Source records:
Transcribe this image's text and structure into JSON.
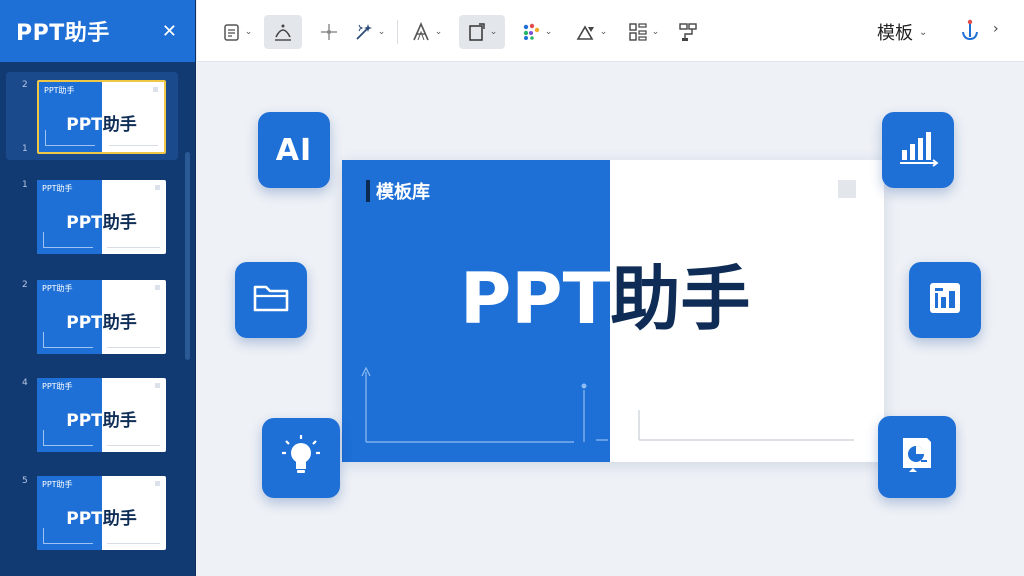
{
  "sidebar": {
    "title": "PPT助手",
    "close_glyph": "✕",
    "slides": [
      {
        "number": "2",
        "number_bottom": "1",
        "thumb_label": "PPT助手",
        "title_left": "PPT",
        "title_right": "助手",
        "active": true
      },
      {
        "number": "1",
        "thumb_label": "PPT助手",
        "title_left": "PPT",
        "title_right": "助手"
      },
      {
        "number": "2",
        "thumb_label": "PPT助手",
        "title_left": "PPT",
        "title_right": "助手"
      },
      {
        "number": "4",
        "thumb_label": "PPT助手",
        "title_left": "PPT",
        "title_right": "助手"
      },
      {
        "number": "5",
        "thumb_label": "PPT助手",
        "title_left": "PPT",
        "title_right": "助手"
      }
    ]
  },
  "toolbar": {
    "template_label": "模板",
    "caret": "⌄",
    "more_glyph": "›",
    "icons": [
      "doc-icon",
      "shape-arc-icon",
      "sparkle-icon",
      "magic-wand-icon",
      "text-style-icon",
      "layout-frame-icon",
      "color-palette-icon",
      "shape-triangle-icon",
      "grid-layout-icon",
      "connector-icon",
      "anchor-icon"
    ]
  },
  "canvas": {
    "slide": {
      "label": "模板库",
      "title_left": "PPT",
      "title_right": "助手"
    },
    "ai_label": "AI",
    "float_icons": [
      "ai-icon",
      "folder-icon",
      "lightbulb-icon",
      "bar-chart-icon",
      "report-icon",
      "pie-chart-icon"
    ]
  },
  "colors": {
    "brand_blue": "#1e6fd6",
    "sidebar_bg": "#123a72",
    "dark_navy": "#0e2c55",
    "active_border": "#f0c645",
    "canvas_bg": "#eef1f6"
  }
}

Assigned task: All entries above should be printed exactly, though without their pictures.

Task output:
Transcribe this image's text and structure into JSON.
{
  "sidebar": {
    "title": "PPT助手",
    "close_glyph": "✕",
    "slides": [
      {
        "number": "2",
        "number_bottom": "1",
        "thumb_label": "PPT助手",
        "title_left": "PPT",
        "title_right": "助手",
        "active": true
      },
      {
        "number": "1",
        "thumb_label": "PPT助手",
        "title_left": "PPT",
        "title_right": "助手"
      },
      {
        "number": "2",
        "thumb_label": "PPT助手",
        "title_left": "PPT",
        "title_right": "助手"
      },
      {
        "number": "4",
        "thumb_label": "PPT助手",
        "title_left": "PPT",
        "title_right": "助手"
      },
      {
        "number": "5",
        "thumb_label": "PPT助手",
        "title_left": "PPT",
        "title_right": "助手"
      }
    ]
  },
  "toolbar": {
    "template_label": "模板",
    "caret": "⌄",
    "more_glyph": "›",
    "icons": [
      "doc-icon",
      "shape-arc-icon",
      "sparkle-icon",
      "magic-wand-icon",
      "text-style-icon",
      "layout-frame-icon",
      "color-palette-icon",
      "shape-triangle-icon",
      "grid-layout-icon",
      "connector-icon",
      "anchor-icon"
    ]
  },
  "canvas": {
    "slide": {
      "label": "模板库",
      "title_left": "PPT",
      "title_right": "助手"
    },
    "ai_label": "AI",
    "float_icons": [
      "ai-icon",
      "folder-icon",
      "lightbulb-icon",
      "bar-chart-icon",
      "report-icon",
      "pie-chart-icon"
    ]
  },
  "colors": {
    "brand_blue": "#1e6fd6",
    "sidebar_bg": "#123a72",
    "dark_navy": "#0e2c55",
    "active_border": "#f0c645",
    "canvas_bg": "#eef1f6"
  }
}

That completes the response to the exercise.